• Task description
If a line in the data has the string "Processing", please show it.

*** Opening of Provided data ***

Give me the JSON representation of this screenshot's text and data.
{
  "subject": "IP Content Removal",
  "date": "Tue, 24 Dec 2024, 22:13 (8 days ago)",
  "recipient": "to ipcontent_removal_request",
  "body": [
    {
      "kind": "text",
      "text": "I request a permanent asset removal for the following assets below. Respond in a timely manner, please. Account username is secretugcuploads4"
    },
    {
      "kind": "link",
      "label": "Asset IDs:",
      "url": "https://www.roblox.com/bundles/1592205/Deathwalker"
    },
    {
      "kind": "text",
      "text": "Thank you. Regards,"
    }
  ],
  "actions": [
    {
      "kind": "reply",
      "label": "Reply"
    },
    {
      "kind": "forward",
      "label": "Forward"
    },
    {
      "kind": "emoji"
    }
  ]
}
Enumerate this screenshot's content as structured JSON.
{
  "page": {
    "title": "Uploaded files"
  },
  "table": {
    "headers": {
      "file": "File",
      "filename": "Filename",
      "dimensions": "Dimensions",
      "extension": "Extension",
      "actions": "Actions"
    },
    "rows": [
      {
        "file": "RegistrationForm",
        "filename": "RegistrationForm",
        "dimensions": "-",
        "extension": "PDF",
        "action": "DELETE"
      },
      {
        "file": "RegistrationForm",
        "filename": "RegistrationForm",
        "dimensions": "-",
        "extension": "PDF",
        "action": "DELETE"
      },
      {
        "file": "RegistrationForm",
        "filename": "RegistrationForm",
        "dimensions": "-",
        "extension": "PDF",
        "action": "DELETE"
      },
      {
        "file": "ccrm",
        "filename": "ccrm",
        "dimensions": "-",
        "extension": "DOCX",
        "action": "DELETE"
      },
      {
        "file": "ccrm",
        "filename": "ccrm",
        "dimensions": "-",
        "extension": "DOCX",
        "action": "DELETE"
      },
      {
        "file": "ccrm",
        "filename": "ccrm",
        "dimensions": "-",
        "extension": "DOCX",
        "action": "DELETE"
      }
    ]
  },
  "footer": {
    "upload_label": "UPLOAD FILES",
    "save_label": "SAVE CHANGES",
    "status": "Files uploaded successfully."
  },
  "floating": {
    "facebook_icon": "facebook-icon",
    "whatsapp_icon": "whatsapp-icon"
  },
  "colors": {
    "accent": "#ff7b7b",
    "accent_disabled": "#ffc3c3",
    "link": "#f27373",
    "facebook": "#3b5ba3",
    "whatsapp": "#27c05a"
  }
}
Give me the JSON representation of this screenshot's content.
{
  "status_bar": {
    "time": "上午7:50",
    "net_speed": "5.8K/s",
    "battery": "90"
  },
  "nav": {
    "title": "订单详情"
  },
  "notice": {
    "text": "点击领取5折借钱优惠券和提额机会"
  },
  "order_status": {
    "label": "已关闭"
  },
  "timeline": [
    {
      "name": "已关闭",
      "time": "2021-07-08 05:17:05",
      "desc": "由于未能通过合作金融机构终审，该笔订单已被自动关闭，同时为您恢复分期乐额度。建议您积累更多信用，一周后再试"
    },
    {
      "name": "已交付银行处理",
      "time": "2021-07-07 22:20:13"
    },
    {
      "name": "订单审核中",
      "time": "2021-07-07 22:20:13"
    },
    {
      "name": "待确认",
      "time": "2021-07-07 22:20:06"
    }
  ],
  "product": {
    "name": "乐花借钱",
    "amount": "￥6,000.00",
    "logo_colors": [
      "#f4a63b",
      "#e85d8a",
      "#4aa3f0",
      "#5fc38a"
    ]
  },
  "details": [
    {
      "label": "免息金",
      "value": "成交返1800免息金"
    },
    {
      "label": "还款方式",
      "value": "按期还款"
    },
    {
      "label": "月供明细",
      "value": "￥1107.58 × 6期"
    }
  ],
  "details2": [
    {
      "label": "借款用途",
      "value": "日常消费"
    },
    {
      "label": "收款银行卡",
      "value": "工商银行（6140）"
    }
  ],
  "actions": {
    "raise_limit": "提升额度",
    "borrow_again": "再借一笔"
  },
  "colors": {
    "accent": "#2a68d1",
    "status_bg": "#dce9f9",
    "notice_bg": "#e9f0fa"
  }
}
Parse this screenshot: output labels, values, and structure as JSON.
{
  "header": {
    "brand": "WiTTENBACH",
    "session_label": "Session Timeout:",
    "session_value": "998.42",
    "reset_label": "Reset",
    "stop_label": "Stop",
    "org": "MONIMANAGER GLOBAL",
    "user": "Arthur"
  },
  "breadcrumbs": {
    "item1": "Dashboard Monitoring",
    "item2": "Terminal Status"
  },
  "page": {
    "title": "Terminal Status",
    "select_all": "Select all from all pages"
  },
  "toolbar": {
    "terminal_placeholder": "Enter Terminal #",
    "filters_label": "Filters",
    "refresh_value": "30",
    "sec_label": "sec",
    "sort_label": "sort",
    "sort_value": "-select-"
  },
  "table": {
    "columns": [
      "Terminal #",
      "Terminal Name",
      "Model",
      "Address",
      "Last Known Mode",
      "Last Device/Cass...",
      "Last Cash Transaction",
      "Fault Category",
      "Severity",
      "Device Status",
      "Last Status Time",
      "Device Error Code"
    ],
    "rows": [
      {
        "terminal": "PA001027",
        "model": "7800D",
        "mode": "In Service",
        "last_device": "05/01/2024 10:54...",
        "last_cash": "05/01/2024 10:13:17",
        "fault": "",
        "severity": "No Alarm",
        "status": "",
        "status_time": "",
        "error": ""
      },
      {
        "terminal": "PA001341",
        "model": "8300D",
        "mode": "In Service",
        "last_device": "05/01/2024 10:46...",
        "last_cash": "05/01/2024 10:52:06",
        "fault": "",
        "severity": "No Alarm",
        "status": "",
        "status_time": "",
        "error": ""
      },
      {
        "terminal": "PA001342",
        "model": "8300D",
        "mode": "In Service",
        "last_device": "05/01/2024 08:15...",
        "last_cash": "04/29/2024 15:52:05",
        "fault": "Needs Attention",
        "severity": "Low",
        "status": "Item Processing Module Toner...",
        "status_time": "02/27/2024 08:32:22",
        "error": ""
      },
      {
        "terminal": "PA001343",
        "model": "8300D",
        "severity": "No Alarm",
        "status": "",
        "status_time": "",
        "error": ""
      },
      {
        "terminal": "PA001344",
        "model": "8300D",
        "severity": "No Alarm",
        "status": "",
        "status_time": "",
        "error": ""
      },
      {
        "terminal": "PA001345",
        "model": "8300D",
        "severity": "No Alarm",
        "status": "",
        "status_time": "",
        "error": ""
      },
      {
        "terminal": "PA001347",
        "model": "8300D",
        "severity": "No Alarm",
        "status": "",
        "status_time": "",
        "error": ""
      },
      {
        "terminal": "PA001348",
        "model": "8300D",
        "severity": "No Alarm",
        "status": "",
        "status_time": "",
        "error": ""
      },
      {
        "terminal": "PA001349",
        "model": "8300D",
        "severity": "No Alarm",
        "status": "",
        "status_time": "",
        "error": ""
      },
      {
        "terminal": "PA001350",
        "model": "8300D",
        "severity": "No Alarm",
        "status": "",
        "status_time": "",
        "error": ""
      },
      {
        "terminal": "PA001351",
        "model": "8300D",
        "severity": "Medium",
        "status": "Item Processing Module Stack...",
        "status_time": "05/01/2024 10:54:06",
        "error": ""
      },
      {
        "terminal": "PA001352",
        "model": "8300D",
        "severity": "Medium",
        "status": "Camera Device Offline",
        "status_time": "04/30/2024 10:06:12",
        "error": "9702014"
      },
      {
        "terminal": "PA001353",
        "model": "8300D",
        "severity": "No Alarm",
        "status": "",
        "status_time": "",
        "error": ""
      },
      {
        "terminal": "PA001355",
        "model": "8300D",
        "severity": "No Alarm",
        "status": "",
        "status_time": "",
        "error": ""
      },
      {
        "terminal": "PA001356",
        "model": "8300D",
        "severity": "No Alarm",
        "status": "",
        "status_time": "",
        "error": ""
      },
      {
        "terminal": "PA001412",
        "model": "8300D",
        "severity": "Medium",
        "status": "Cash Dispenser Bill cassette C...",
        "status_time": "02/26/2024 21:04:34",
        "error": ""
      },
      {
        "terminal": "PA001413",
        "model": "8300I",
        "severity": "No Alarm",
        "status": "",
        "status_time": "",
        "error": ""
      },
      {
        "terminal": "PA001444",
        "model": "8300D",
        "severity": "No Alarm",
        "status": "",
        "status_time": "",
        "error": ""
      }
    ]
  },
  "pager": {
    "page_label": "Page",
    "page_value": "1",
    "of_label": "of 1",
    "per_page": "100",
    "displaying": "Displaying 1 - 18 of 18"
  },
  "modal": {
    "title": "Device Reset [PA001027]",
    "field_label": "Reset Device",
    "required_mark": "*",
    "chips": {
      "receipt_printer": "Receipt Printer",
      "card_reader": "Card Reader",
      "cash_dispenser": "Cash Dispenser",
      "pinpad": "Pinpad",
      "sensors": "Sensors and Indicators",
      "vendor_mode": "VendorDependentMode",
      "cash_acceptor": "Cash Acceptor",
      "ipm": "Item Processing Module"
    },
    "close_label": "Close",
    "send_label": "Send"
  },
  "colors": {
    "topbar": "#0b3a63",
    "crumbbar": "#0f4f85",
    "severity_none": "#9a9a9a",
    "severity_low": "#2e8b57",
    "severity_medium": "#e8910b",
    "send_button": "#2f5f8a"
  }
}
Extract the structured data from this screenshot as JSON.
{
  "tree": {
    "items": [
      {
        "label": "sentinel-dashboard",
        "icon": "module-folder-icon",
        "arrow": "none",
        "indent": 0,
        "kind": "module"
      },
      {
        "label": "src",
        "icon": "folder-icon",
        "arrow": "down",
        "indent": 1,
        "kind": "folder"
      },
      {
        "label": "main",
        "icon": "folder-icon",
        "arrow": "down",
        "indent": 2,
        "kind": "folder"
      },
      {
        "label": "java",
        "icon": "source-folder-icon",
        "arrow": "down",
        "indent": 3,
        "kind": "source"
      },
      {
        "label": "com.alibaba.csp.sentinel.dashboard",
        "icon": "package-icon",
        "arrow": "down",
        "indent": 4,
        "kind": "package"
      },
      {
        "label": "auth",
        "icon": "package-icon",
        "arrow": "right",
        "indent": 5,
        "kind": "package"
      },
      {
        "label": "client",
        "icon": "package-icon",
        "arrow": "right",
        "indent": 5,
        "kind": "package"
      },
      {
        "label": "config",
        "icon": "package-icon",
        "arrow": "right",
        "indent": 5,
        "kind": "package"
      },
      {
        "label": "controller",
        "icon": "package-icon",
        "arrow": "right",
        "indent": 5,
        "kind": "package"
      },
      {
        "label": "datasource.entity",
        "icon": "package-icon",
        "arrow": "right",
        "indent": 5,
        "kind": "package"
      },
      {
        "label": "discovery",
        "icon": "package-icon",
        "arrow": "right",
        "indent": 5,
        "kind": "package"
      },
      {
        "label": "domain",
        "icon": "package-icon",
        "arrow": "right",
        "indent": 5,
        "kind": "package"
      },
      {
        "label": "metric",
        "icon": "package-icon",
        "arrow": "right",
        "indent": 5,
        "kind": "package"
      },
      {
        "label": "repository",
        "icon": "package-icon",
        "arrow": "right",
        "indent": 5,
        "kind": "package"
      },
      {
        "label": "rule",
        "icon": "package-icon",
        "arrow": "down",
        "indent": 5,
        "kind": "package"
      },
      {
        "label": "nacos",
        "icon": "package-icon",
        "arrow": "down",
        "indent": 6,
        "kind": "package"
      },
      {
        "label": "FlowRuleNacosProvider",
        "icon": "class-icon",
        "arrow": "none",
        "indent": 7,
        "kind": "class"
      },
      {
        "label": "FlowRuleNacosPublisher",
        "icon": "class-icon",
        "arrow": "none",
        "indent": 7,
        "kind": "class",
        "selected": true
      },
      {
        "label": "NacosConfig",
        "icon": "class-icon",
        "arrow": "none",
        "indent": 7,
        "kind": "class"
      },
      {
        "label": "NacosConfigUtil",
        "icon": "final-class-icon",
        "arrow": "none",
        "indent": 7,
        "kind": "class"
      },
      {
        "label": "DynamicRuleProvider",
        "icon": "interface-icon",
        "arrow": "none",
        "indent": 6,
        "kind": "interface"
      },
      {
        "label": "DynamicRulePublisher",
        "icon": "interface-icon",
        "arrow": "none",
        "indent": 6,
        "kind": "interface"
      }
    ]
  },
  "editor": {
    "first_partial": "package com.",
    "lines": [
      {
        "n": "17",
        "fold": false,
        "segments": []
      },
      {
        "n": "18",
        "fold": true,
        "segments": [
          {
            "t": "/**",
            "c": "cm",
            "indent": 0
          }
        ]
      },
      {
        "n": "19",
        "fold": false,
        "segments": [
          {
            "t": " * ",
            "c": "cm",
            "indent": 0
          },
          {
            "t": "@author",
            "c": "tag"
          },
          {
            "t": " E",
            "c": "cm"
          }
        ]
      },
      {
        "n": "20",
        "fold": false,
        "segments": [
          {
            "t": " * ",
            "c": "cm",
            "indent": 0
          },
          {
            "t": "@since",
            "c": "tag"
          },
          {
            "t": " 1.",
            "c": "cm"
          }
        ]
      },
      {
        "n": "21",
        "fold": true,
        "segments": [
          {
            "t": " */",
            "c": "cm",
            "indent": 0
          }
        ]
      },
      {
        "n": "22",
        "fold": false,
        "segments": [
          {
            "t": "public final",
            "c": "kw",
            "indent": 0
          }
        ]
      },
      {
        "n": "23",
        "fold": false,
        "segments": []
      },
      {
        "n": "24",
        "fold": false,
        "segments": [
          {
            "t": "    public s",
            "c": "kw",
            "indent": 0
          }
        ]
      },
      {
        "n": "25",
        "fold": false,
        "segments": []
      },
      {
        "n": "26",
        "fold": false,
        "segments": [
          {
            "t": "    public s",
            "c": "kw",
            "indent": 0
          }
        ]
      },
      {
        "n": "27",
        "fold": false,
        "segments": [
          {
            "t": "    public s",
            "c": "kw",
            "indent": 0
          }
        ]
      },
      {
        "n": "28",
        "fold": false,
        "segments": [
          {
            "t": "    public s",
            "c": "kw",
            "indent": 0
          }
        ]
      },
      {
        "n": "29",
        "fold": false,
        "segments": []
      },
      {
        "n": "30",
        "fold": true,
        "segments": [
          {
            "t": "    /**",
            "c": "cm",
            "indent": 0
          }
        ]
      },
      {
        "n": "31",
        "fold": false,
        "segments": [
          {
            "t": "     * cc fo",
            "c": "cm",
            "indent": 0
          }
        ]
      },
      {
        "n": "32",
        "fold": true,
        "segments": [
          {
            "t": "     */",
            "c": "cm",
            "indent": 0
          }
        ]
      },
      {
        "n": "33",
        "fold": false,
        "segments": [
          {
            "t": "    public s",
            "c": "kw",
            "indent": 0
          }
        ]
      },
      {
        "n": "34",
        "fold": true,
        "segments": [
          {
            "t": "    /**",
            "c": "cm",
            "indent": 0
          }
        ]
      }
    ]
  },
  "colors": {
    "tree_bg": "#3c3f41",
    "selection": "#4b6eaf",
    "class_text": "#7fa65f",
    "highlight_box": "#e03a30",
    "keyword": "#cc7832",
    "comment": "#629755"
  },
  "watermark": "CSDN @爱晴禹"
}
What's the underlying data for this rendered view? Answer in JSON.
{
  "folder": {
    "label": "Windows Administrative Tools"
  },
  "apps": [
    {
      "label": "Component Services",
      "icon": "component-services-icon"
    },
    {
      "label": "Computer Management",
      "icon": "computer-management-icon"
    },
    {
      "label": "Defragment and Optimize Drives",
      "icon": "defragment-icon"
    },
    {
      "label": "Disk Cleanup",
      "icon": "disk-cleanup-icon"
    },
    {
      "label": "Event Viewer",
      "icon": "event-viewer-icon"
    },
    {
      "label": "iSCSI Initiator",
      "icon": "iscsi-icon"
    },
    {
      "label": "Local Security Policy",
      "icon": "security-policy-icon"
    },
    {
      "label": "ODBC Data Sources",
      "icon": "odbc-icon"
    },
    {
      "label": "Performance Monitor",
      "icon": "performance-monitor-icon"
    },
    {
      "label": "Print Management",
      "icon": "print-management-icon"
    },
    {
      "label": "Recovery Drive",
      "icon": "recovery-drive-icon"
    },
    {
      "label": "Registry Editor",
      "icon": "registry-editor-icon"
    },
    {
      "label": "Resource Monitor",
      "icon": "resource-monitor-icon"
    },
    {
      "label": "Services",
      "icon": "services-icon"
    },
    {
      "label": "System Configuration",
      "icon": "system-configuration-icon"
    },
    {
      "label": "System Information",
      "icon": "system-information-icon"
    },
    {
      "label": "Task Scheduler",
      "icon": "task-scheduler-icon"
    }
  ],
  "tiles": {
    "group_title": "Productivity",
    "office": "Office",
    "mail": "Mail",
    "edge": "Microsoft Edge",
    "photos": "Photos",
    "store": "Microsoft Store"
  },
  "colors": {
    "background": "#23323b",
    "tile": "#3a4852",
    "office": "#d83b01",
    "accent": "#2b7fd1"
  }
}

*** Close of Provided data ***

• Exercise solution
        "status": "Item Processing Module Toner...",
        "status": "Item Processing Module Stack...",
      "ipm": "Item Processing Module"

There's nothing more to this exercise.